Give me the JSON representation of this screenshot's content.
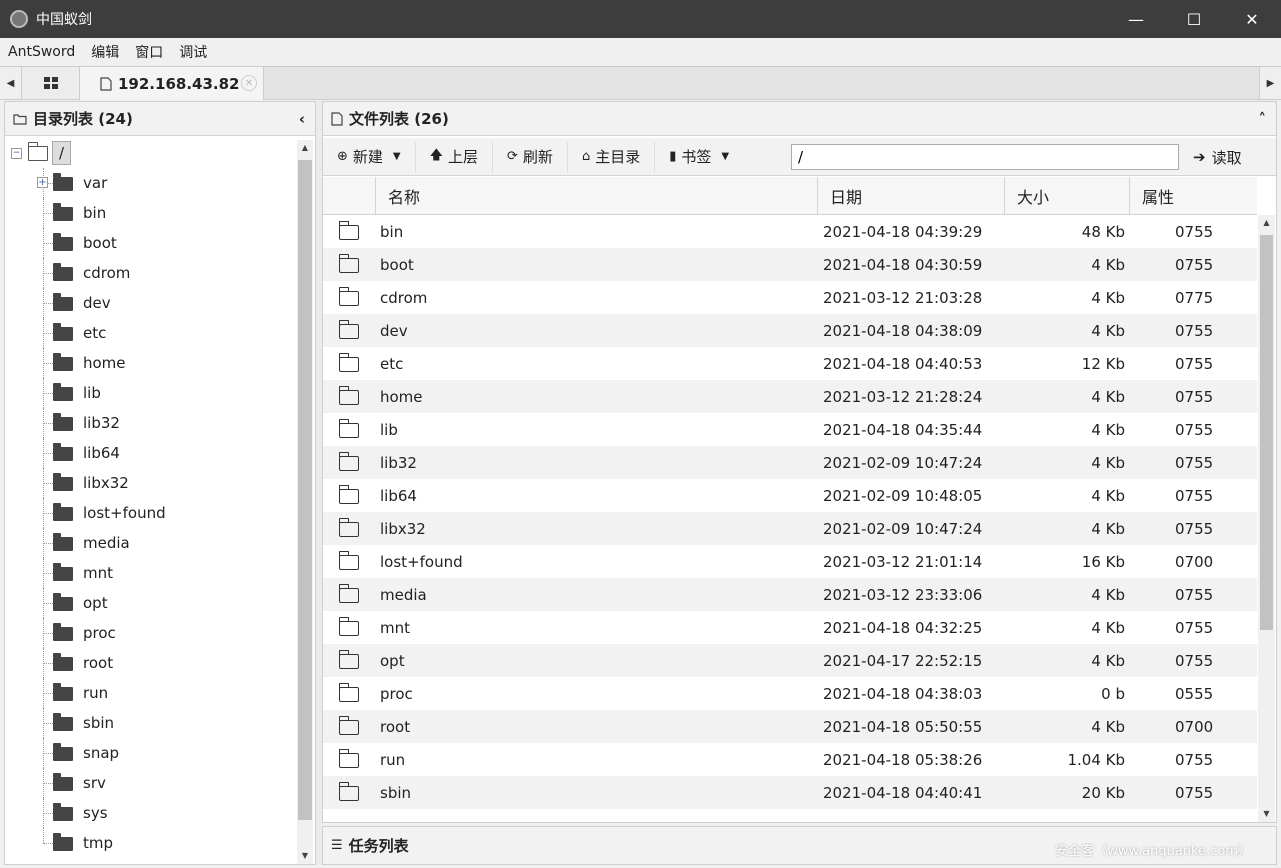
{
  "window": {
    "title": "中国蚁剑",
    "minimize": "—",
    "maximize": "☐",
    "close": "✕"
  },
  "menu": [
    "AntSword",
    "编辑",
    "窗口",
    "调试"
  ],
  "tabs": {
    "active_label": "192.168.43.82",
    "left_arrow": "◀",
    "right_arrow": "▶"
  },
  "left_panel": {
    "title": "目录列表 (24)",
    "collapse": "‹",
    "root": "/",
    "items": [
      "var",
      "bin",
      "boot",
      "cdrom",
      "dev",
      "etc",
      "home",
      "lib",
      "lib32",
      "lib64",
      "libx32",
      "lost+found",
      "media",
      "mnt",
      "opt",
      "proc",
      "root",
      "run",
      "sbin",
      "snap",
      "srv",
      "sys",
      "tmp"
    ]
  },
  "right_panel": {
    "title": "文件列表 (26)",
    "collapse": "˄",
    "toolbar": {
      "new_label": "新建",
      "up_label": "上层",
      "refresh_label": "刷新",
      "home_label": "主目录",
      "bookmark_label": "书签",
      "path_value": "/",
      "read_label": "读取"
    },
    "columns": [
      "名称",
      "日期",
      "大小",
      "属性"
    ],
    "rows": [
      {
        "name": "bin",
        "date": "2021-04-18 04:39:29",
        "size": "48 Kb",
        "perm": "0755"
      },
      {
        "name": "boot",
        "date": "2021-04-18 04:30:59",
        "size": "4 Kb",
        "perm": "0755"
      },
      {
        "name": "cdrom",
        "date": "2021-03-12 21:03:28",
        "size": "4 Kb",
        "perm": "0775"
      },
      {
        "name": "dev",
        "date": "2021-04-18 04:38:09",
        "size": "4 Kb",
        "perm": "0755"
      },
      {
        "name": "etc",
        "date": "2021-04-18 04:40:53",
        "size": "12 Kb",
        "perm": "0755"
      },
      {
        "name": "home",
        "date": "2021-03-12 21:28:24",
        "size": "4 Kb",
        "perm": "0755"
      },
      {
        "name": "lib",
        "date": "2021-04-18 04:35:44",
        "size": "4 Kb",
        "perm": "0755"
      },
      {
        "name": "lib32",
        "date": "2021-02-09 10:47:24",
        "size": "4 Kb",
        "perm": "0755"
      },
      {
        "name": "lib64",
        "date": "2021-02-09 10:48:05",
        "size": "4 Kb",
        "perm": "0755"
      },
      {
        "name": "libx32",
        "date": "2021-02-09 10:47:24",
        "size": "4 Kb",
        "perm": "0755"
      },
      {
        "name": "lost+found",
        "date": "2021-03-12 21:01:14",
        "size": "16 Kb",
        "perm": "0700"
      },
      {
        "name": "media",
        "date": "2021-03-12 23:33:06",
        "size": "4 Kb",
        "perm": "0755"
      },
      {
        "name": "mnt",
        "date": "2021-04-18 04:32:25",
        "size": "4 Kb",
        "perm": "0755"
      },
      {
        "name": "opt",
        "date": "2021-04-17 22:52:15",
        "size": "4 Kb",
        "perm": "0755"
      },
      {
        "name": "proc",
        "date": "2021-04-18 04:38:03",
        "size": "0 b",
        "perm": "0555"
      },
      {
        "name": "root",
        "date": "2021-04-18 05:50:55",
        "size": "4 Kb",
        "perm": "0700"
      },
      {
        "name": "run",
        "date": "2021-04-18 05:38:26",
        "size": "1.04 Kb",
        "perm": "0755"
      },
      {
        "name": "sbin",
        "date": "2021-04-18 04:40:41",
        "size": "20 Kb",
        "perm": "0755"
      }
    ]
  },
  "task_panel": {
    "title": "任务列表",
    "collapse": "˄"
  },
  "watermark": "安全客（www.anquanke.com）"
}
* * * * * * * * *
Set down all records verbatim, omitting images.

Give me the JSON representation of this screenshot's content.
{
  "window": {
    "title": "中国蚁剑",
    "minimize": "—",
    "maximize": "☐",
    "close": "✕"
  },
  "menu": [
    "AntSword",
    "编辑",
    "窗口",
    "调试"
  ],
  "tabs": {
    "active_label": "192.168.43.82",
    "left_arrow": "◀",
    "right_arrow": "▶"
  },
  "left_panel": {
    "title": "目录列表 (24)",
    "collapse": "‹",
    "root": "/",
    "items": [
      "var",
      "bin",
      "boot",
      "cdrom",
      "dev",
      "etc",
      "home",
      "lib",
      "lib32",
      "lib64",
      "libx32",
      "lost+found",
      "media",
      "mnt",
      "opt",
      "proc",
      "root",
      "run",
      "sbin",
      "snap",
      "srv",
      "sys",
      "tmp"
    ]
  },
  "right_panel": {
    "title": "文件列表 (26)",
    "collapse": "˄",
    "toolbar": {
      "new_label": "新建",
      "up_label": "上层",
      "refresh_label": "刷新",
      "home_label": "主目录",
      "bookmark_label": "书签",
      "path_value": "/",
      "read_label": "读取"
    },
    "columns": [
      "名称",
      "日期",
      "大小",
      "属性"
    ],
    "rows": [
      {
        "name": "bin",
        "date": "2021-04-18 04:39:29",
        "size": "48 Kb",
        "perm": "0755"
      },
      {
        "name": "boot",
        "date": "2021-04-18 04:30:59",
        "size": "4 Kb",
        "perm": "0755"
      },
      {
        "name": "cdrom",
        "date": "2021-03-12 21:03:28",
        "size": "4 Kb",
        "perm": "0775"
      },
      {
        "name": "dev",
        "date": "2021-04-18 04:38:09",
        "size": "4 Kb",
        "perm": "0755"
      },
      {
        "name": "etc",
        "date": "2021-04-18 04:40:53",
        "size": "12 Kb",
        "perm": "0755"
      },
      {
        "name": "home",
        "date": "2021-03-12 21:28:24",
        "size": "4 Kb",
        "perm": "0755"
      },
      {
        "name": "lib",
        "date": "2021-04-18 04:35:44",
        "size": "4 Kb",
        "perm": "0755"
      },
      {
        "name": "lib32",
        "date": "2021-02-09 10:47:24",
        "size": "4 Kb",
        "perm": "0755"
      },
      {
        "name": "lib64",
        "date": "2021-02-09 10:48:05",
        "size": "4 Kb",
        "perm": "0755"
      },
      {
        "name": "libx32",
        "date": "2021-02-09 10:47:24",
        "size": "4 Kb",
        "perm": "0755"
      },
      {
        "name": "lost+found",
        "date": "2021-03-12 21:01:14",
        "size": "16 Kb",
        "perm": "0700"
      },
      {
        "name": "media",
        "date": "2021-03-12 23:33:06",
        "size": "4 Kb",
        "perm": "0755"
      },
      {
        "name": "mnt",
        "date": "2021-04-18 04:32:25",
        "size": "4 Kb",
        "perm": "0755"
      },
      {
        "name": "opt",
        "date": "2021-04-17 22:52:15",
        "size": "4 Kb",
        "perm": "0755"
      },
      {
        "name": "proc",
        "date": "2021-04-18 04:38:03",
        "size": "0 b",
        "perm": "0555"
      },
      {
        "name": "root",
        "date": "2021-04-18 05:50:55",
        "size": "4 Kb",
        "perm": "0700"
      },
      {
        "name": "run",
        "date": "2021-04-18 05:38:26",
        "size": "1.04 Kb",
        "perm": "0755"
      },
      {
        "name": "sbin",
        "date": "2021-04-18 04:40:41",
        "size": "20 Kb",
        "perm": "0755"
      }
    ]
  },
  "task_panel": {
    "title": "任务列表",
    "collapse": "˄"
  },
  "watermark": "安全客（www.anquanke.com）"
}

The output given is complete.